Hunched over a row of sprouts that will grow into heirloom tomatoes, Scott Brainard snips off some of their leaves with a small blade as twilight descends upon his half acre plot of farm land. Pruning the small sprouts will redirect their energy so the plants grow more, so they’ll be stronger and yield more tomatoes.
Brainard manages a half acre of farm for the North Light Community Center, whose Teens 4 Good program builds urban farms for youngsters throughout the city.The farm land cultivated by Brainard is part of the 300 acres owned by the Schuylkill Center, which allows Teens 4 Good to use the land provided they don’t infringe on the natural ecosystem. The Teens 4 Good volunteers sell their harvests to the Roxborough ShopRite each week, and they’ll also be selling their fresh crop of zucchinis, heirloom and cherry tomatoes and squash at the Manayunk Arts Festival this weekend.
“Communities don’t have access to sustainable, local food. It’s an incredible economic luxury,” Brainard says. “Philadelphia is such a unique place because it has lots of different groups figuring out how to grow different foods in the city.”
North Light Community Center welcomes students from Roxborough High School to volunteer three nights a week during the school year. In the summer, Brainard leads an internship program with teenagers. Brainard has farmed land everywhere from his native upstate New York to Iceland, where day and night last for 24 hours in certain seasons, but learning how to manage groups of high school students with varying degrees of interest about farming has been a challenge unlike any other for Brainard.

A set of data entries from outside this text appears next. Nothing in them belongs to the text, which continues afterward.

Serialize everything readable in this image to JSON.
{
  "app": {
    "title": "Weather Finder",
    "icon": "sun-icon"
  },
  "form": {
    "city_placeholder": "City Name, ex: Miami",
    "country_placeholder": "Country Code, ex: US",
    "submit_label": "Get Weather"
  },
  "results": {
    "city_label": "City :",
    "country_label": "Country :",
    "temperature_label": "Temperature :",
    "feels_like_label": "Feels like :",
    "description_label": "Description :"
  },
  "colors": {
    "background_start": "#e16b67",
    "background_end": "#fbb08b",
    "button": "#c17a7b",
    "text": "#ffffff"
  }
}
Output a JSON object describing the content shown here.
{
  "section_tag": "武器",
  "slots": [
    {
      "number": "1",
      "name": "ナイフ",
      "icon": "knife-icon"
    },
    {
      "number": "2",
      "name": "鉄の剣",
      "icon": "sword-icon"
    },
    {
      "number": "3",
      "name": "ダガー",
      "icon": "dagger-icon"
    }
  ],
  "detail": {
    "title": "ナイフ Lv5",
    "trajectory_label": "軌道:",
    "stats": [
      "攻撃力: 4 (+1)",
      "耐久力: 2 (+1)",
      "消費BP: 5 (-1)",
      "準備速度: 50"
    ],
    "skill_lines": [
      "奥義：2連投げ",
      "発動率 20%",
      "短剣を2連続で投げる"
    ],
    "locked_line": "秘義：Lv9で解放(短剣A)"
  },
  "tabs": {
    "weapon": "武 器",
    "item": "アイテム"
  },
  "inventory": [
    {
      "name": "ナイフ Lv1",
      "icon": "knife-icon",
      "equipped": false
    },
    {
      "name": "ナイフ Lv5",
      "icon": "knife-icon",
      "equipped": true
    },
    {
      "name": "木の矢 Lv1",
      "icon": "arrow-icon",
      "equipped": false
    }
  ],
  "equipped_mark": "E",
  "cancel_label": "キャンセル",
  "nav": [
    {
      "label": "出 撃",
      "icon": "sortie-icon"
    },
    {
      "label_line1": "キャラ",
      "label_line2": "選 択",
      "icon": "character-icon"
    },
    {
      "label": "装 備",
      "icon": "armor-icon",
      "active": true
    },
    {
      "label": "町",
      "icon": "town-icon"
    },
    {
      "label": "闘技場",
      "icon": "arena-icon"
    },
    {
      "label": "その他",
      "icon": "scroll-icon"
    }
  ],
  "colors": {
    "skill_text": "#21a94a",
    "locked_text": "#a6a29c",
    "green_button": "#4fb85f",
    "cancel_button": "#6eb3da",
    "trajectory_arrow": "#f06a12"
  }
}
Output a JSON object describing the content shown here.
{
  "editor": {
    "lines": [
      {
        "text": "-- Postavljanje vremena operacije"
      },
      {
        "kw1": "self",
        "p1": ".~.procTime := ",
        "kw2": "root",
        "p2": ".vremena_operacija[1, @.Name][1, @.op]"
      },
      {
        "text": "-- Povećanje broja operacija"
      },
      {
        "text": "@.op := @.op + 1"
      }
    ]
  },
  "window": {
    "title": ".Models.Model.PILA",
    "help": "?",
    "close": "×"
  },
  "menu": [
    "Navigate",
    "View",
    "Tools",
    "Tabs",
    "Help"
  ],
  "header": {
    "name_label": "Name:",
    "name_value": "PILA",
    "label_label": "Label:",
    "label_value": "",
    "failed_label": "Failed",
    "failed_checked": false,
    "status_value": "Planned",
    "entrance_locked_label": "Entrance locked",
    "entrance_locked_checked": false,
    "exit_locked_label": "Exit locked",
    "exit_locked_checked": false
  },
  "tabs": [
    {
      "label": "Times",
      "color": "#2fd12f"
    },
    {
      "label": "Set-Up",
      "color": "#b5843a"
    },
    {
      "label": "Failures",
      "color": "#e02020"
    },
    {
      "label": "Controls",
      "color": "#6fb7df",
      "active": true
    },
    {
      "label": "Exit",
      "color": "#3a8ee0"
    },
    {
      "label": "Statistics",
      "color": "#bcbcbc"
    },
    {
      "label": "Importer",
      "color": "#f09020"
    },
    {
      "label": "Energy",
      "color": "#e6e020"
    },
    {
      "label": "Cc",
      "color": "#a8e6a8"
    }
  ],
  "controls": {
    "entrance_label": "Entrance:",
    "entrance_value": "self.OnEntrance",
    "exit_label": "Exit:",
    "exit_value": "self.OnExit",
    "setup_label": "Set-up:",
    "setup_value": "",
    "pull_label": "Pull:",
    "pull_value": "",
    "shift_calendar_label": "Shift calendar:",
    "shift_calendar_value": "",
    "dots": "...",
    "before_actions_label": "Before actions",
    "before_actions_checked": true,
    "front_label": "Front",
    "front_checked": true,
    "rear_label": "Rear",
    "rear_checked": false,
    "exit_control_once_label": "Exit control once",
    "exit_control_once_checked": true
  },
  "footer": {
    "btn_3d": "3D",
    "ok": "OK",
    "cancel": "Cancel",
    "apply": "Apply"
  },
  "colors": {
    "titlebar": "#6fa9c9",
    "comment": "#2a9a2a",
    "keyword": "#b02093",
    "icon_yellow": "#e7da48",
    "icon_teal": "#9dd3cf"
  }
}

“It’s much slower when you’re doing it all by hand. But afterwards they realize this is how the world works,” he says. “When the food is finally wrapped and people are buying vegetables from them, there’s this disbelief that this really is food, and people want to buy this.”
Brainard must farm the land with even stricter standards than those commonly used in large organic farming operations because the Schuylkill Center’s land is reserved. That means picking and tending vegetables by hand, and removing pests by building insect walls and covering the crops instead of using organic pesticide, which Brainard says disrupts the hormones in insects.
“It forces us to do things you’d want to do anyway, but are impractical on a larger scale farm. It’s a more cautious approach,” he says. “This is my garden of Eden right here.”